    With economic ministries targeted, two to three Cabinet ministers may lose their jobs this fall, Arakhamia tells Ukraina 24. “By the fall there may definitely be some rotations in individual ministries — two or three ministries,” he predicts. “Our people are most of all dissatisfied with the economic bloc. We need people who, besides having a vision and programs, could quickly implement them.” Six months ago, President Zelenskiy fired two thirds of his cabinet.

    China and Ukraine have agreed to increase bilateral trade and to identify joint projects in farming, infrastructure, energy, and energy conservation, reports the press service of Ukraine’s Ministry of Economic Development, Trade and Agriculture. Noting that China is now Ukraine’s top trading partner, China’s Deputy International Trade Representative Yu Jianhua and Ukraine’s Trade Representative Taras Kachka talked Thursday by video conference.

    In coming weeks, the Kharkiv Metro is to sign a contract with China’s CRRC Tangshan for 40 new rail cars, a 13% percent increase in the fleet of Ukraine’s second largest subway system. With the new cars, the Metro will have eight one-piece ‘tube trains,’ without partitions between the five cars, reports the Center for Transportation Strategies.

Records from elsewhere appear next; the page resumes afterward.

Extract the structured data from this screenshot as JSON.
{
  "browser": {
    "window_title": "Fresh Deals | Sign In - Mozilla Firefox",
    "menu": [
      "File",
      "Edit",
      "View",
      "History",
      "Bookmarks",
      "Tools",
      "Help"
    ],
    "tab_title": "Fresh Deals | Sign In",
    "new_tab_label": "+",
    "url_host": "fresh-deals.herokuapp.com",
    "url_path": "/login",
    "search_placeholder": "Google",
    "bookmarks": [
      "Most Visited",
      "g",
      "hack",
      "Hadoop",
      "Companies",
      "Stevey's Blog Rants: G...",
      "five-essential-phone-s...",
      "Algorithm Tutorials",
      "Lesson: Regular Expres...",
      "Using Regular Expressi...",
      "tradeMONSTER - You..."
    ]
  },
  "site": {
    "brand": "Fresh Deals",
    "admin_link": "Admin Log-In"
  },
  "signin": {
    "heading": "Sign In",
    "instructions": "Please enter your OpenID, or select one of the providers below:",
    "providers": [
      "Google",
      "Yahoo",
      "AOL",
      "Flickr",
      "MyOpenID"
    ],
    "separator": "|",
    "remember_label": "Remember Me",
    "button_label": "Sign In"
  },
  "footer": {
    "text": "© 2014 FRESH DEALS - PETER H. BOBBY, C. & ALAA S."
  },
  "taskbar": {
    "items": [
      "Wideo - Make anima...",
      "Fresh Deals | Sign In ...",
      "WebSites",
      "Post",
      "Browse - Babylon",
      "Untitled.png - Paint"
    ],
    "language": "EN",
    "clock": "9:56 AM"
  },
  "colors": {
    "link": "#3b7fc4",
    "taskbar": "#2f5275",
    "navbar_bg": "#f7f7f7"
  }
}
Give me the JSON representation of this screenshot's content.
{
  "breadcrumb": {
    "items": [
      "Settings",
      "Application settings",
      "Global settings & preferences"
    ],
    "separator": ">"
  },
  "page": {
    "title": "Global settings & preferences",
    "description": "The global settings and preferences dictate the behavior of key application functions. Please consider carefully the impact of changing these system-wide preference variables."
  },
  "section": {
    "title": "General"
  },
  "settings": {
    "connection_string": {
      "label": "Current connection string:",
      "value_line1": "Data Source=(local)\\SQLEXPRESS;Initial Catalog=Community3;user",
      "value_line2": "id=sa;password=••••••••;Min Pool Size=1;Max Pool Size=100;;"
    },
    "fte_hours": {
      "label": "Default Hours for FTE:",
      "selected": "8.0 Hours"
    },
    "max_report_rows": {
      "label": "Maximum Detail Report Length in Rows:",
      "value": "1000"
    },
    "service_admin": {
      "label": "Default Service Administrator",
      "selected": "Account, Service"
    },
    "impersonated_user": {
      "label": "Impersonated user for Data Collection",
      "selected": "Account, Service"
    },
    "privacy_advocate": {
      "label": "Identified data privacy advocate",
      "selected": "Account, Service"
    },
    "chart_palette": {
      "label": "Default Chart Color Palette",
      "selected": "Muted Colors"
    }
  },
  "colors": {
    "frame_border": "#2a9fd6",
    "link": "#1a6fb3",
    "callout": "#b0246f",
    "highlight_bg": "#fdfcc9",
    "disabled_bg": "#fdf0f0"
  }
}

    US Secretary of State Michael Pompeo warned President Zelenskiy about “malign” Chinese investment in Ukraine, including Beijing’s efforts to acquire the Motor Sich aircraft engine maker. The warning came in a telephone call Wednesday with President Zelenskiy, State spokeswoman Morgan Ortagus said in a statement. For a year, the US has sought to block a Chinese takeover of the jet engine maker. After US investors failed to materialize, Kharkiv business man Alexander Yaroslavky filed an application in early August to buy the engine building company in partnership with Beijing Skyrizon.

    Ukraine has frozen diplomatic contacts with Belarus and joined the EU in condemning the recent presidential election as not free or fair, Foreign Minister Dmytro Kuleba told reporters Friday, Reuters reports. “We put all contacts on pause until the situation in Belarus stabilizes,” Kuleba said. He noted that Ukraine had earlier recalled its ambassador to Belarus for negotiations. Belarus is Ukraine’s fourth largest trading partner.

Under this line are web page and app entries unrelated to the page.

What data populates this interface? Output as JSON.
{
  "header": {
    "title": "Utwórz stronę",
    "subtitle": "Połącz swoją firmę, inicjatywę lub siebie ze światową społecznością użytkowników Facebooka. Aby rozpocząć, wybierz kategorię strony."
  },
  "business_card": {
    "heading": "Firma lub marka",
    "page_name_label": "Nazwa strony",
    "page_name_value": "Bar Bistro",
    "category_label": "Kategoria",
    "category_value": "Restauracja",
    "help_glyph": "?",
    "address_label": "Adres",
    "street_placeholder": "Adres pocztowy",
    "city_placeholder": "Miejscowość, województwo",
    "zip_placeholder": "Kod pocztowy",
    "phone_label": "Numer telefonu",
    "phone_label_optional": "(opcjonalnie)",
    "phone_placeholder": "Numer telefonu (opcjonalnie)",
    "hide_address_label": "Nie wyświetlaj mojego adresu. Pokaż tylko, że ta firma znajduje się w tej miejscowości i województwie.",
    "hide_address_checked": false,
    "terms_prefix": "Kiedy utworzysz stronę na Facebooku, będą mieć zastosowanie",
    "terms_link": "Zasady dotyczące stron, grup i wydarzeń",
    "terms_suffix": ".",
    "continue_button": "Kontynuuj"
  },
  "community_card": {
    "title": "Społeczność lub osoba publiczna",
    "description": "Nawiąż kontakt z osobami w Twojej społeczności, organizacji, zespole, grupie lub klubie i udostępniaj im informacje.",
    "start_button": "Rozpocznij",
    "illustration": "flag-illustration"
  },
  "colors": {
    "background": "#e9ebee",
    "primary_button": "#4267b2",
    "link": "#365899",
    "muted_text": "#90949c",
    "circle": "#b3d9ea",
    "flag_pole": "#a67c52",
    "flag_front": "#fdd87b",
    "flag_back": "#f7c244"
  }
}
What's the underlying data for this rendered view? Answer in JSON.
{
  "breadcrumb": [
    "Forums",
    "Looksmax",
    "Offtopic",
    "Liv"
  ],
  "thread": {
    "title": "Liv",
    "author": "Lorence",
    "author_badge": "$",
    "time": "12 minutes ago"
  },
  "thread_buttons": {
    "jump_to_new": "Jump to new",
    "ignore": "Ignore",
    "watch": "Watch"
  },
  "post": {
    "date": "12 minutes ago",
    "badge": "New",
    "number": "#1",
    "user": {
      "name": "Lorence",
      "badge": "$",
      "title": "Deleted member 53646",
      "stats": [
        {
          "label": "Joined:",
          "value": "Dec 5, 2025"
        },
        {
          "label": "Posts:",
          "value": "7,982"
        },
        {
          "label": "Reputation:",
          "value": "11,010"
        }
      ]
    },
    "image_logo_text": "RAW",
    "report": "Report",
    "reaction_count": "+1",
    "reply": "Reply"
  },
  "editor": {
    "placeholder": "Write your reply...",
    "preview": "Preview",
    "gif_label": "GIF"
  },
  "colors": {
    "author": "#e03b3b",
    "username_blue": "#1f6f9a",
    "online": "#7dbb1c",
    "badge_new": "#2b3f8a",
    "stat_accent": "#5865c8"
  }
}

    The EBA has moved from its longtime office in Kyiv’s Podil neighborhood to the new Creative State of Arsenal coworking center on Moskovska 8, building 7, a five-minute walk from the Arsenalna Metro station on the Red Line. After 15 years in a building that grew to have workplaces for 70 employees, the EBA says it has moved to a smaller workspace that features hot desking and “modern infrastructure for meetings and negotiations.” Executive Director Anna Derevyanka notes: “Mobility and flexibility have become a new trend of today…We are changing to become even more flexible, fast, and modern in order to create maximum opportunities for all EBA member companies.”

    After opening the 4,100 square meter Creative State of Arsenal in May, Ilya Kenigstein, founder of the coworking space network, says work is starting this fall on a second 3,100 square meter phase. The two recycled brick buildings will be connected by a bridge and will share parking, an event hall, and open area with art installations. Added to existing spaces in Gulliver and Senator business centers, Creative States will have 15,000 square meters in Kyiv.

    Today, the Kyiv Post moves into a spacious new, 455-square meter space provided by publisher Adnan Kivan, owner of KADORR Group, the Odesa-based real estate development company. The Post trades its cramped space of the last eight years, on Pushkinska, for a glass-walled, open space in a largely residential building, at 68 Zhylianska, between Pankivska and Tarasivka. Post editor Brian Bonner writes: “While much of the Kyiv Post workforce is still working remotely, the era of the office is far from dead.” The new newsroom will have 48 work spaces and a video studio. The only downside will be the 20-minute walk to the nearest metro station.

    From the Editor: Last week, the UBN signed a sponsorship contract with a multinational law firm. In light of future expansion this fall, we may take on a research assistant. If you are interested in Ukraine and business, please email me your resume:  With Best Regards, Jim Brooke